To analyze the gas transport and the influence of functionalized surfaces, we prepare mesoporous (inorganic) membranes with monomodal pore size distributions, serving as model structures. The membrane surface is then functionalized using different functional groups, such as alkyl-chains of different length, phenol- or amino-groups.
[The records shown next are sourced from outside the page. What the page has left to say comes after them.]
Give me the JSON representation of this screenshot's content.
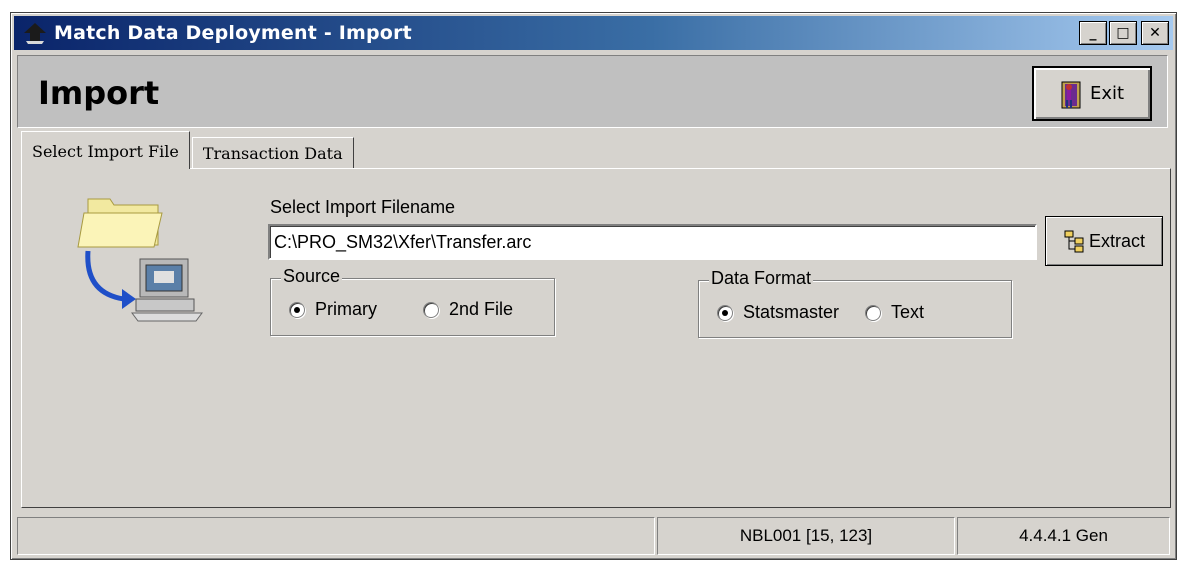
{
  "window": {
    "title": "Match Data Deployment - Import",
    "minimize_label": "_",
    "maximize_label": "□",
    "close_label": "✕"
  },
  "header": {
    "title": "Import",
    "exit_label": "Exit"
  },
  "tabs": [
    {
      "label": "Select Import File",
      "active": true
    },
    {
      "label": "Transaction Data",
      "active": false
    }
  ],
  "import_file": {
    "filename_label": "Select Import Filename",
    "filename_value": "C:\\PRO_SM32\\Xfer\\Transfer.arc",
    "extract_label": "Extract",
    "source": {
      "legend": "Source",
      "options": [
        {
          "label": "Primary",
          "selected": true
        },
        {
          "label": "2nd File",
          "selected": false
        }
      ]
    },
    "data_format": {
      "legend": "Data Format",
      "options": [
        {
          "label": "Statsmaster",
          "selected": true
        },
        {
          "label": "Text",
          "selected": false
        }
      ]
    }
  },
  "statusbar": {
    "pane1": "",
    "pane2": "NBL001 [15, 123]",
    "pane3": "4.4.4.1 Gen"
  },
  "icons": {
    "app": "app-icon",
    "exit": "exit-door-icon",
    "extract": "extract-tree-icon",
    "import": "folder-to-computer-icon"
  }
}
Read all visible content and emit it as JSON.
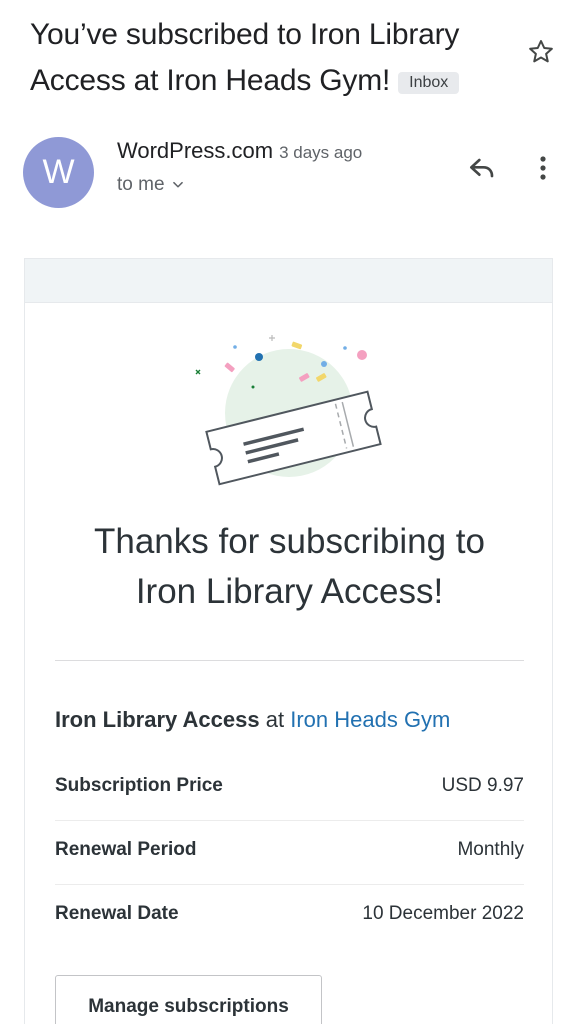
{
  "email": {
    "subject": "You’ve subscribed to Iron Library Access at Iron Heads Gym!",
    "label": "Inbox",
    "sender_initial": "W",
    "sender_name": "WordPress.com",
    "time": "3 days ago",
    "recipient": "to me"
  },
  "icons": {
    "star": "star-outline-icon",
    "reply": "reply-icon",
    "more": "more-vert-icon",
    "expand": "chevron-down-icon"
  },
  "body": {
    "thanks_line1": "Thanks for subscribing to",
    "thanks_line2": "Iron Library Access!",
    "product_name": "Iron Library Access",
    "at_word": "at",
    "site_name": "Iron Heads Gym",
    "details": [
      {
        "label": "Subscription Price",
        "value": "USD 9.97"
      },
      {
        "label": "Renewal Period",
        "value": "Monthly"
      },
      {
        "label": "Renewal Date",
        "value": "10 December 2022"
      }
    ],
    "manage_button": "Manage subscriptions"
  },
  "colors": {
    "avatar": "#8f99d6",
    "link": "#2271b1",
    "header_band": "#f0f4f6",
    "illustration_circle": "#e6f2e8"
  }
}
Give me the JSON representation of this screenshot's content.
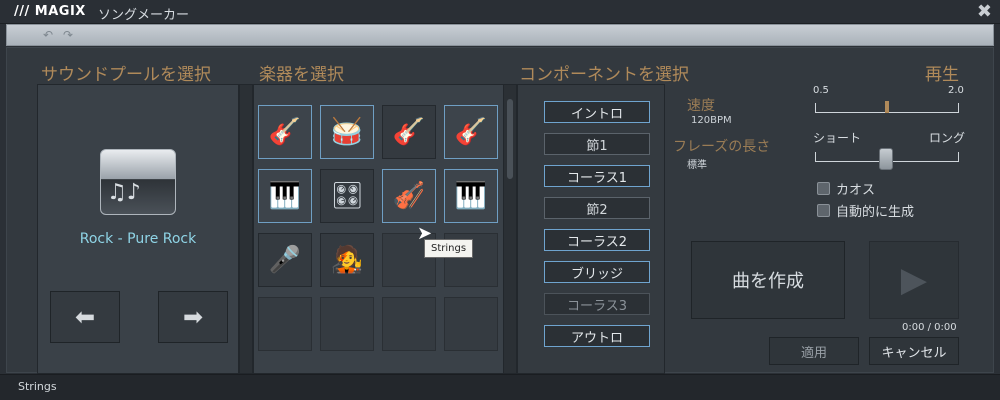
{
  "window": {
    "logo": "/// MAGIX",
    "title": "ソングメーカー",
    "close_glyph": "✖"
  },
  "toolbar": {
    "undo_glyph": "↶",
    "redo_glyph": "↷"
  },
  "sound_pool": {
    "heading": "サウンドプールを選択",
    "selected": "Rock - Pure Rock",
    "prev_glyph": "⬅",
    "next_glyph": "➡"
  },
  "instruments": {
    "heading": "楽器を選択",
    "slots": [
      {
        "icon": "🎸",
        "name": "electric-guitar"
      },
      {
        "icon": "🥁",
        "name": "drum-kit"
      },
      {
        "icon": "🎸",
        "name": "acoustic-guitar"
      },
      {
        "icon": "🎸",
        "name": "acoustic-guitar-2"
      },
      {
        "icon": "🎹",
        "name": "piano"
      },
      {
        "icon": "🎛",
        "name": "synthesizer"
      },
      {
        "icon": "🎻",
        "name": "strings"
      },
      {
        "icon": "🎹",
        "name": "keyboard"
      },
      {
        "icon": "🎤",
        "name": "microphone"
      },
      {
        "icon": "🧑‍🎤",
        "name": "vocalist"
      }
    ],
    "tooltip": "Strings"
  },
  "components": {
    "heading": "コンポーネントを選択",
    "items": [
      {
        "label": "イントロ",
        "state": "sel"
      },
      {
        "label": "節1",
        "state": "unsel"
      },
      {
        "label": "コーラス1",
        "state": "sel"
      },
      {
        "label": "節2",
        "state": "unsel"
      },
      {
        "label": "コーラス2",
        "state": "sel"
      },
      {
        "label": "ブリッジ",
        "state": "sel"
      },
      {
        "label": "コーラス3",
        "state": "dim"
      },
      {
        "label": "アウトロ",
        "state": "sel"
      }
    ]
  },
  "playback": {
    "heading": "再生",
    "speed_label": "速度",
    "speed_value": "120BPM",
    "speed_min": "0.5",
    "speed_max": "2.0",
    "phrase_label": "フレーズの長さ",
    "phrase_value": "標準",
    "phrase_short": "ショート",
    "phrase_long": "ロング",
    "chaos_label": "カオス",
    "auto_label": "自動的に生成",
    "create_label": "曲を作成",
    "play_glyph": "▶",
    "time": "0:00  / 0:00",
    "apply_label": "適用",
    "cancel_label": "キャンセル"
  },
  "status": {
    "text": "Strings"
  },
  "colors": {
    "accent_gold": "#b08a5a",
    "select_blue": "#6fa4cf",
    "pool_text": "#8fd4e6"
  }
}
Afterwards, gas peremation measurements at different temperatures using different gas types are carried out to investigate the fundamental mechanisms between gas molecules and functional surface.

Further reads (published outside the framework of this project)

B. Besser et al. (2015), Micropor Mesopor Mat 217, 253–261. https://doi.org/10.1016/j.micromeso.2015.06.042
B. Besser et al. (2016), ACS Appl Mater Interfaces 8(40), 26938–26947. http://doi.org/10.1021/acsami.6b09174
B. Besser et al. (2017), Micropor Mesopor Mat 237, 38–48. https://doi.org/10.1016/j.micromeso.2016.09.026
Benjamin Besser's PhD thesis

Contact:

Dr.-Ing. Benjamin Besser
Room UFT 2070
Fon +49 (0)421 218–63322

benjamin.besserprotect me ?!uni-bremenprotect me ?!.de

 

Further information

DFG project in cooperation with Kurosch Rezwan (Advanced Ceramics, Uni Bremen).